Fig.5 Conrad-Johnson Premier Twelve, spectrum of 50Hz sinewave, DC-1kHz, at 93W into 4 ohms (linear frequency scale).
Fig.6 Conrad-Johnson Premier Twelve, HF intermodulation spectrum, DC-22kHz, 19+20kHz at 67W into 4 ohms (linear frequency scale).
The Premier Twelve's THD+noise vs continuous output-power curves are shown in fig.7. Its discrete clipping is shown in Table 1. The Premier Twelve does not make its specified power rating at 8 ohms, though it gets within a watt of the 4 ohm spec (1kHz).
Fig.7 Conrad-Johnson Premier Twelve, distortion (%) vs continuous output power into (from bottom to top): 8 ohms, 4 ohms, 2 ohms.
|Table 1 Conrad-Johnson Premier Twelve Clipping|
|(1% THD+noise at 1kHz)|
|Load (ohms)||W (dBW)|
JA used the Miller Audio Research Amplifier Profiler to examine the Premier Twelve's power delivery on a toneburst waveform (10 cycles of 1kHz followed by 40 cycles of silence) more typical of a music signal. As can be seen from fig.8, the C-J sample as reviewed is happiest working into 4 ohms, where it does meet its specification on this toneburst signal: 142.5W was available into 4 ohms at the normal 1% THD+N limit (red trace, horizontal pink line), with a maximum current delivery of 6A RMS. (152.6W was available at the relaxed 3% limit we also use for tube amplifiers.)
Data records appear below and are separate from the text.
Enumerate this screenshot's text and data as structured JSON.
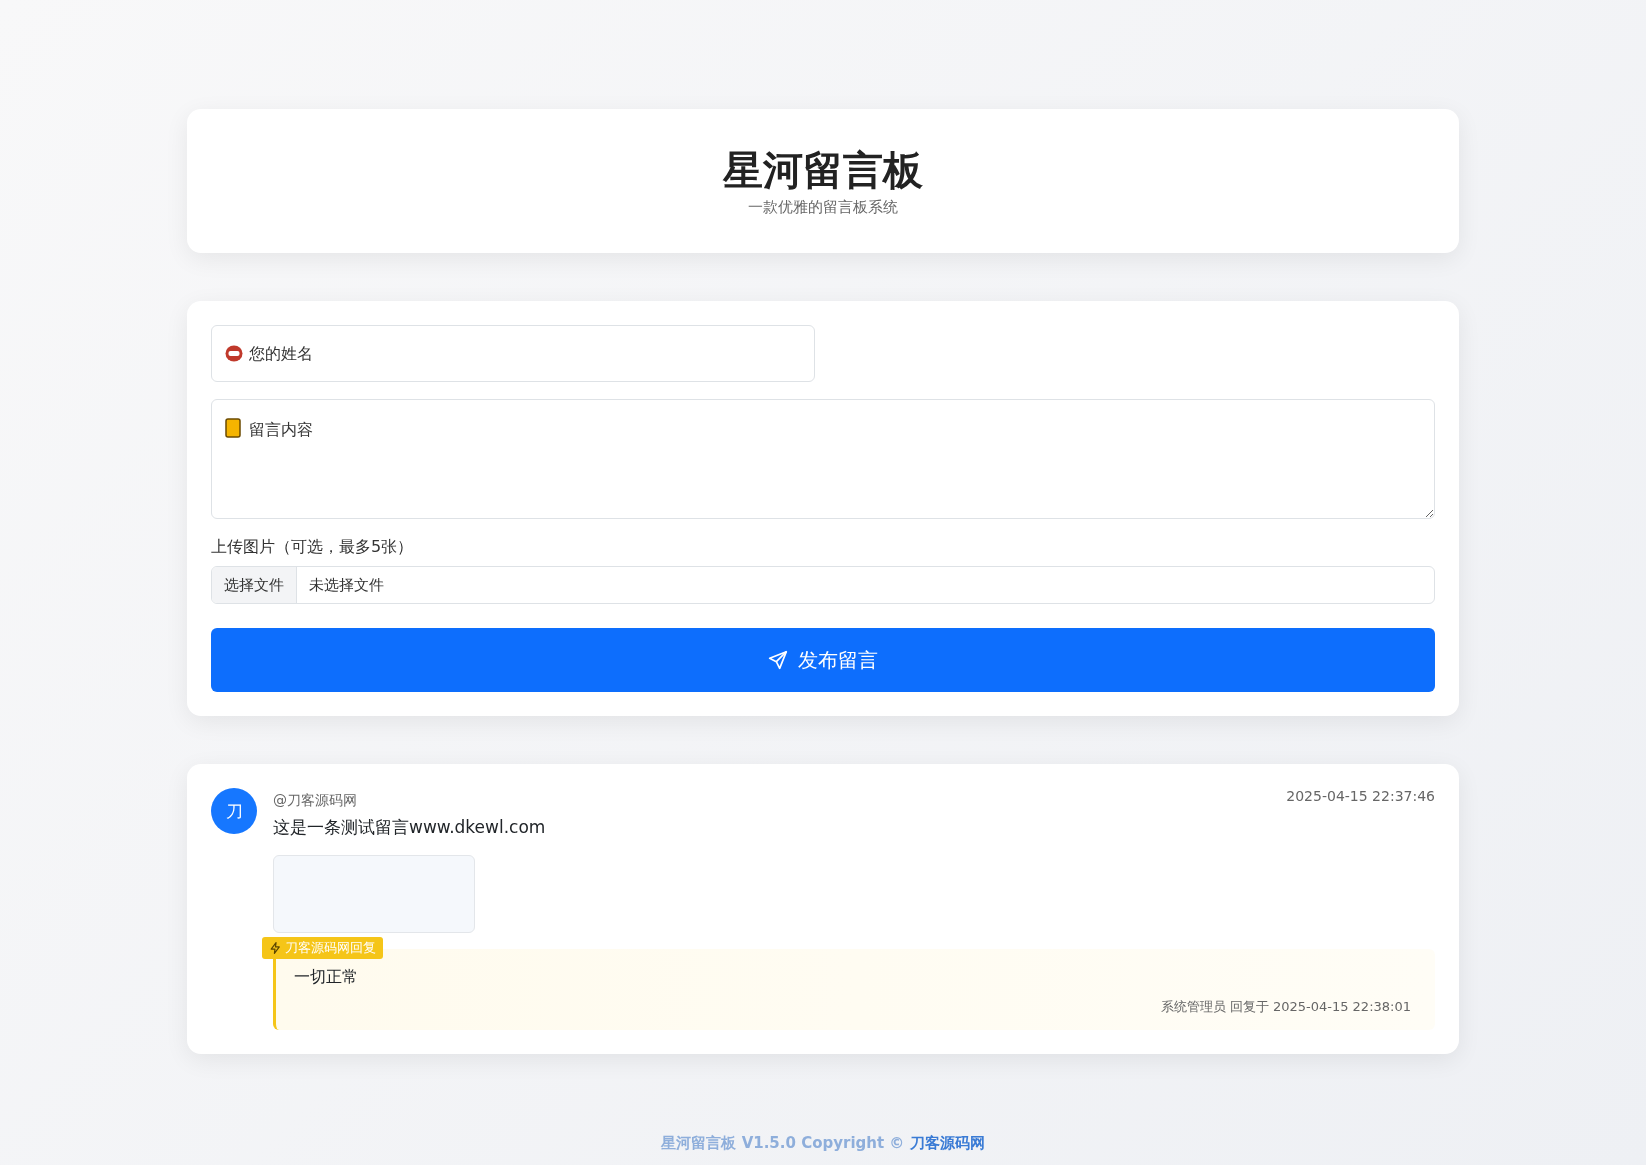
{
  "header": {
    "title": "星河留言板",
    "subtitle": "一款优雅的留言板系统"
  },
  "form": {
    "name_field": {
      "placeholder": "您的姓名"
    },
    "content_field": {
      "placeholder": "留言内容"
    },
    "upload_label": "上传图片（可选，最多5张）",
    "file_button": "选择文件",
    "file_status": "未选择文件",
    "submit": "发布留言"
  },
  "messages": [
    {
      "avatar": "刀",
      "author": "@刀客源码网",
      "time": "2025-04-15 22:37:46",
      "text": "这是一条测试留言www.dkewl.com",
      "has_image": true,
      "reply": {
        "badge": "刀客源码网回复",
        "text": "一切正常",
        "meta": "系统管理员 回复于 2025-04-15 22:38:01"
      }
    }
  ],
  "footer": {
    "text": "星河留言板 V1.5.0 Copyright ©",
    "link": "刀客源码网"
  }
}
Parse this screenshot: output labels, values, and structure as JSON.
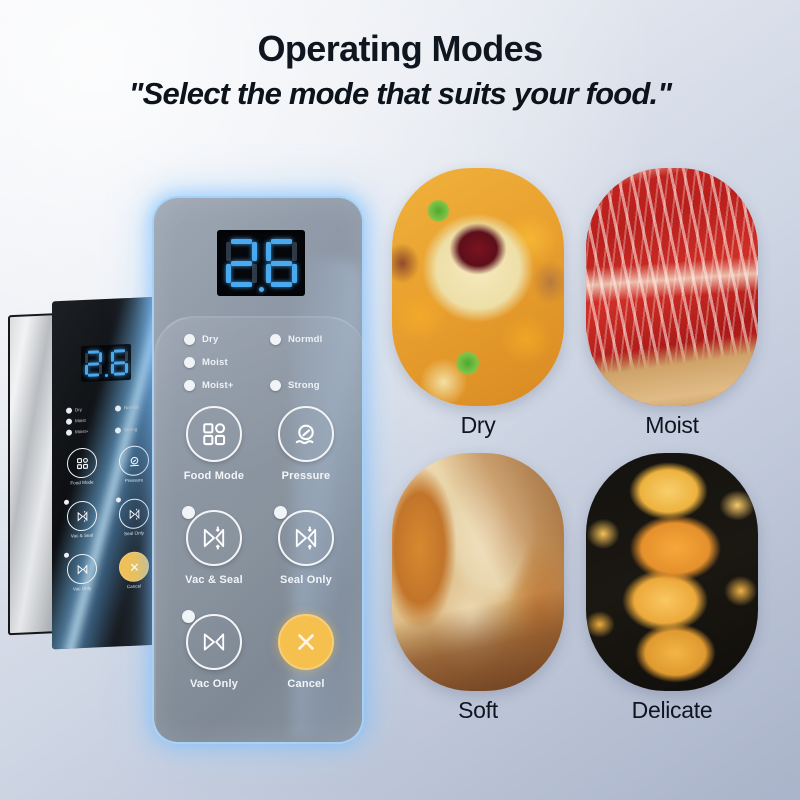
{
  "header": {
    "title": "Operating Modes",
    "subtitle": "\"Select the mode that suits your food.\""
  },
  "control_panel": {
    "display": {
      "value": "2.6",
      "digit_left": "2",
      "digit_right": "6",
      "decimal_point": true,
      "color": "#4aa9ef"
    },
    "indicators_left": [
      {
        "label": "Dry",
        "icon": "led-indicator-icon"
      },
      {
        "label": "Moist",
        "icon": "led-indicator-icon"
      },
      {
        "label": "Moist+",
        "icon": "led-indicator-icon"
      }
    ],
    "indicators_right": [
      {
        "label": "Normdl",
        "icon": "led-indicator-icon"
      },
      {
        "label": "Strong",
        "icon": "led-indicator-icon"
      }
    ],
    "buttons": [
      {
        "label": "Food Mode",
        "icon": "grid-squares-icon",
        "has_led": false,
        "filled": false
      },
      {
        "label": "Pressure",
        "icon": "pressure-gauge-icon",
        "has_led": false,
        "filled": false
      },
      {
        "label": "Vac & Seal",
        "icon": "vacuum-seal-icon",
        "has_led": true,
        "filled": false
      },
      {
        "label": "Seal Only",
        "icon": "seal-icon",
        "has_led": true,
        "filled": false
      },
      {
        "label": "Vac Only",
        "icon": "vacuum-icon",
        "has_led": true,
        "filled": false
      },
      {
        "label": "Cancel",
        "icon": "close-x-icon",
        "has_led": false,
        "filled": true
      }
    ],
    "accent_color": "#f5c04e",
    "panel_glow_color": "#8cc6ff"
  },
  "appliance": {
    "display_value": "2.6",
    "indicators_left": [
      "Dry",
      "Moist",
      "Moist+"
    ],
    "indicators_right": [
      "Normdl",
      "Strong"
    ],
    "buttons": [
      "Food Mode",
      "Pressure",
      "Vac & Seal",
      "Seal Only",
      "Vac Only",
      "Cancel"
    ]
  },
  "food_cards": [
    {
      "caption": "Dry",
      "photo": "dried-fruit-platter-photo"
    },
    {
      "caption": "Moist",
      "photo": "raw-marbled-beef-photo"
    },
    {
      "caption": "Soft",
      "photo": "sliced-bread-loaf-photo"
    },
    {
      "caption": "Delicate",
      "photo": "potato-chips-photo"
    }
  ],
  "colors": {
    "background_light": "#eff1f6",
    "background_dark": "#a9b3c9",
    "text": "#10161f",
    "accent_amber": "#f5c04e",
    "led_blue": "#4aa9ef"
  }
}
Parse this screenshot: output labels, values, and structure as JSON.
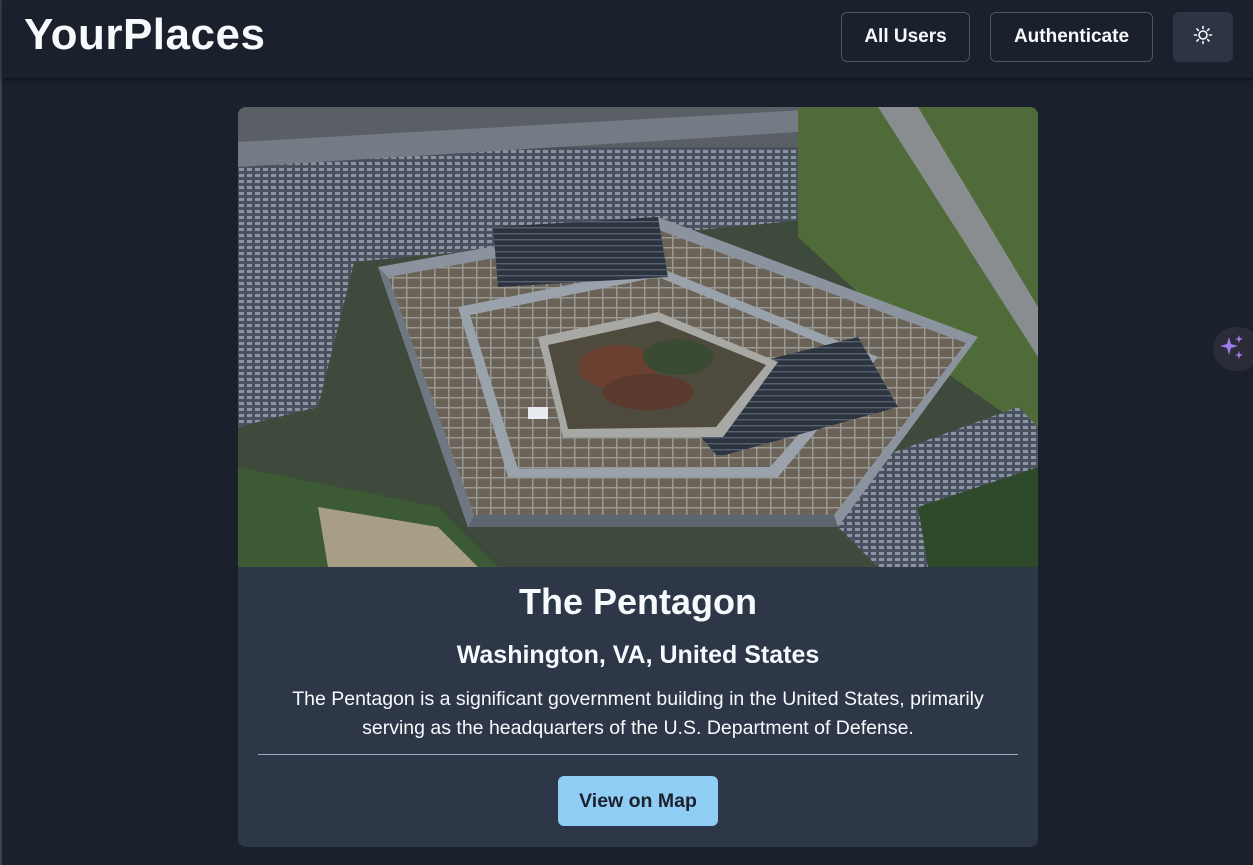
{
  "header": {
    "brand": "YourPlaces",
    "nav": {
      "all_users": "All Users",
      "authenticate": "Authenticate"
    },
    "theme_toggle_icon": "sun-icon"
  },
  "place": {
    "image_alt": "The Pentagon",
    "title": "The Pentagon",
    "address": "Washington, VA, United States",
    "description": "The Pentagon is a significant government building in the United States, primarily serving as the headquarters of the U.S. Department of Defense.",
    "view_on_map_label": "View on Map"
  },
  "assistant_icon": "sparkles-icon",
  "colors": {
    "background": "#1a202c",
    "card": "#2d3748",
    "accent_button": "#90cdf4",
    "assistant_icon": "#9f7aea"
  }
}
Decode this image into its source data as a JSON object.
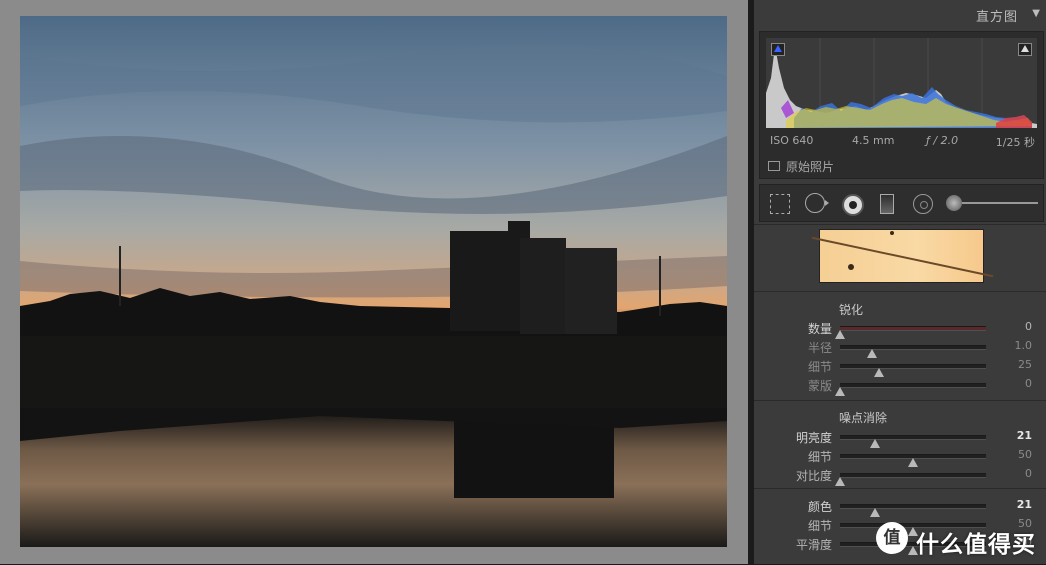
{
  "histogram": {
    "title": "直方图",
    "toggle_icon": "triangle-down-icon",
    "iso": "ISO 640",
    "focal_length": "4.5 mm",
    "aperture": "ƒ / 2.0",
    "shutter": "1/25 秒",
    "original_photo_label": "原始照片"
  },
  "tools": [
    "crop-icon",
    "spot-removal-icon",
    "red-eye-icon",
    "graduated-filter-icon",
    "radial-filter-icon",
    "adjustment-brush-icon"
  ],
  "sharpening": {
    "title": "锐化",
    "rows": [
      {
        "label": "数量",
        "value": "0",
        "pos": 0.0
      },
      {
        "label": "半径",
        "value": "1.0",
        "pos": 0.22
      },
      {
        "label": "细节",
        "value": "25",
        "pos": 0.27
      },
      {
        "label": "蒙版",
        "value": "0",
        "pos": 0.0
      }
    ]
  },
  "noise_reduction": {
    "title": "噪点消除",
    "rows": [
      {
        "label": "明亮度",
        "value": "21",
        "pos": 0.24
      },
      {
        "label": "细节",
        "value": "50",
        "pos": 0.5
      },
      {
        "label": "对比度",
        "value": "0",
        "pos": 0.0
      }
    ]
  },
  "color_noise": {
    "rows": [
      {
        "label": "颜色",
        "value": "21",
        "pos": 0.24
      },
      {
        "label": "细节",
        "value": "50",
        "pos": 0.5
      },
      {
        "label": "平滑度",
        "value": "50",
        "pos": 0.5
      }
    ]
  },
  "watermark": {
    "icon_text": "值",
    "text": "什么值得买"
  }
}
Fig.8 Conrad-Johnson Premier Twelve, distortion (%) vs burst output power into: 8 ohms (black trace), 4 ohms (red), 2 ohms (blue) and 1 ohm (green).
The power delivery fell into both higher and lower loads, but the amp could still deliver 133W (3% THD) into 2 ohms (blue trace). The distortion remained acceptably low below 10W into both 4 and 8 ohms, which is where the amplifier's output will remain most of the time on typical music signals, as pointed out by Michael Fremer.
The overall measurement results are not atypical for a tube amplifier: acceptable if not particularly impressive.—Thomas J. Norton